|Directed by||Edward Dmytryk
Irving Reis (uncredited)
|Produced by||Edward A. Golden|
|Written by||Emmet Lavery
Gregor Ziemer (book)
|Distributed by||RKO Radio Pictures|
|Release date(s)||January 6, 1943|
|Running time||82 mins|
Hitler's Children is a 1943 American black-and-white propaganda film made by RKO Radio Pictures. It was directed by Edward Dmytryk and Irving Reis from an adaptation by Emmet Lavery of Gregor Ziemer's book of the same name.
In 1933 Berlin, Professor Nichols (Smith) runs the American Colony School, which is next door to the Horst Wessel School, where Germans are indoctrinated in Nazism. During a brawl between the student bodies, American-born German Karl Bruner (Holt) objects when German-born American Anna Muller (Granville) smacks him on the rear with her baseball bat. Despite their awkward introduction, he is attracted to the feisty girl. She is an American citizen, but her parents sent her to be educated in their former homeland. Soon, Karl, Anna, and Professor Nichols are good friends, though they do not see eye to eye politically. After a while though, they lose touch with each other.
Some years later, as war looms in Europe, Karl, now a lieutenant in the Gestapo, removes some students of the "wrong" nationalities from the American School. Anna herself is taken away, even though she is a twenty-year-old assistant teacher; because she was born in Germany to German parents, she is regarded as a German citizen.
Nichols tries hard to find her, but the American consulate is powerless to do anything, and Anna's grandparents are too frightened to help. Finally, his friend Franz Erhart (Lloyd Corrigan) suggests that Nichols get permission from the Ministry of Education to inspect a certain labor camp where she is probably being held. When Nichols goes to see Dr. Graf (Hans Conreid), he chances to meet Gestapo Colonel Henkel (Otto Kruger) and his aide and protege, Karl. Henkel gladly approves his request, but in private, Karl tries unsuccessfully to persuade Nichols to change his mind by informing him that Anna has become a model German. Nichols does not believe him. When he finds Anna at the camp, he is proved right.
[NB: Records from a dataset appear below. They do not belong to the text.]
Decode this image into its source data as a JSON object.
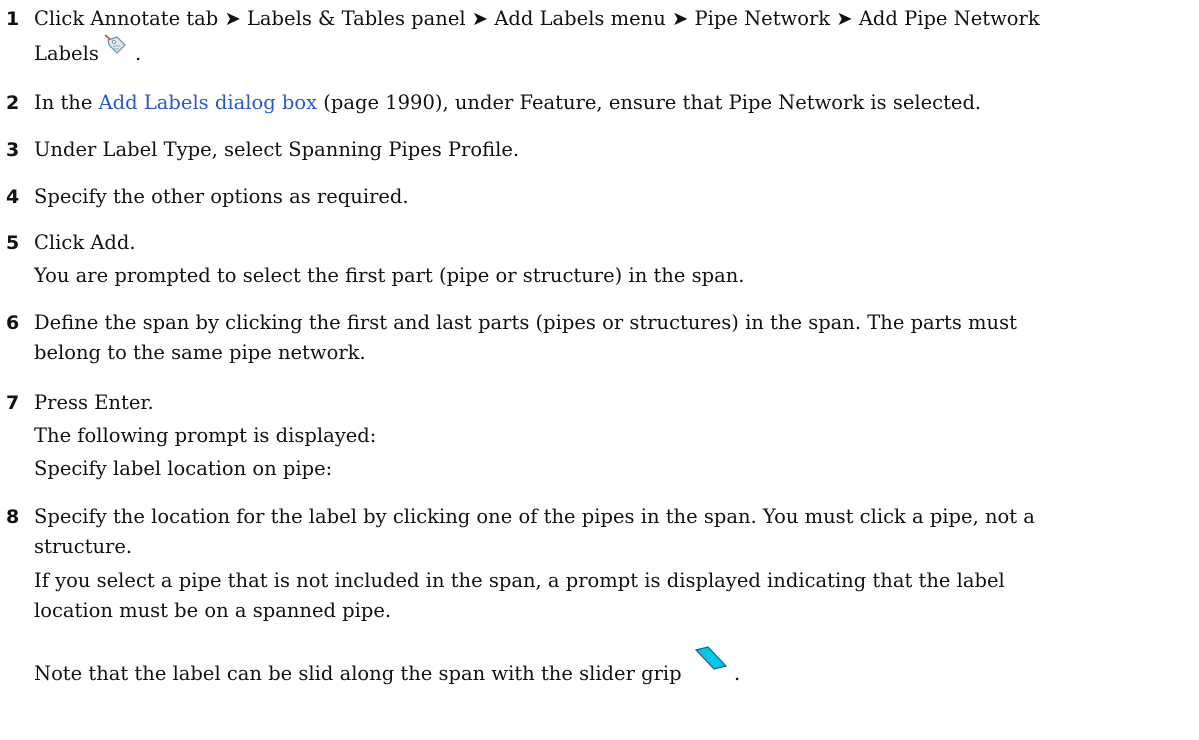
{
  "steps": [
    {
      "num": "1",
      "text_a": "Click Annotate tab ➤ Labels & Tables panel ➤ Add Labels menu ➤ Pipe Network ➤ Add Pipe Network",
      "text_b": "Labels",
      "text_b_end": " ."
    },
    {
      "num": "2",
      "pre": "In the ",
      "link": "Add Labels dialog box",
      "post": " (page 1990), under Feature, ensure that Pipe Network is selected."
    },
    {
      "num": "3",
      "text": "Under Label Type, select Spanning Pipes Profile."
    },
    {
      "num": "4",
      "text": "Specify the other options as required."
    },
    {
      "num": "5",
      "text": "Click Add.",
      "note": "You are prompted to select the first part (pipe or structure) in the span."
    },
    {
      "num": "6",
      "text_a": "Define the span by clicking the first and last parts (pipes or structures) in the span. The parts must",
      "text_b": "belong to the same pipe network."
    },
    {
      "num": "7",
      "text": "Press Enter.",
      "note1": "The following prompt is displayed:",
      "note2": "Specify label location on pipe:"
    },
    {
      "num": "8",
      "text_a": "Specify the location for the label by clicking one of the pipes in the span. You must click a pipe, not a",
      "text_b": "structure.",
      "note_a": "If you select a pipe that is not included in the span, a prompt is displayed indicating that the label",
      "note_b": "location must be on a spanned pipe.",
      "final": "Note that the label can be slid along the span with the slider grip",
      "final_end": " ."
    }
  ],
  "icons": {
    "label_tag": "add-pipe-network-labels-icon",
    "slider_grip": "slider-grip-icon",
    "grip_color": "#00c8e6",
    "link_color": "#2a58c6"
  }
}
However, she discourages him from trying to rescue her, as it would be too dangerous and stand little chance.
Meanwhile, Karl recommends her for an advanced "Geopolitik" course at a German university, but when interviewed by Henkel and Dr. Graf, she vehemently turns down the opportunity, suspecting that it is intended to turn her into a spy against America. As a result, she is sent back to the camp and is demoted from the staff to a mere laborer. Henkel, after receiving many reports of her anti-Nazi behavior, decides she should be sterilized, as are all women who do not fit the Nazi mold. When Karl learns of this, he tries to get Anna to pretend to be a good Nazi, or even to bear his child to prove her usefulness to Germany, but she refuses.
She runs away from the camp, eventually reaching the city, where she hides in a Roman Catholic church. However, a search party traces her there and takes her away, despite the protests of the anti-Nazi bishop (H. B. Warner). Henkel orders her to receive ten lashes as punishment, sending Karl to witness it. After the second lash, Karl cannot bear it any longer and stops it, though he knows he has doomed himself as well as Anna.
He pretends to have realized his mistake and recanted. Henkel arranges for a nation-wide radio broadcast of the trial and promises Karl full honors at his funeral. Meanwhile, Professor Nichols is ordered to leave Germany immediately or he will be arrested as an accessory to treason. At the airport, Nichols hears Karl use his opening statement to denounce Hitler's Germany before the young man is shot and killed. Anna is murdered as well as she rushes to Karl's side.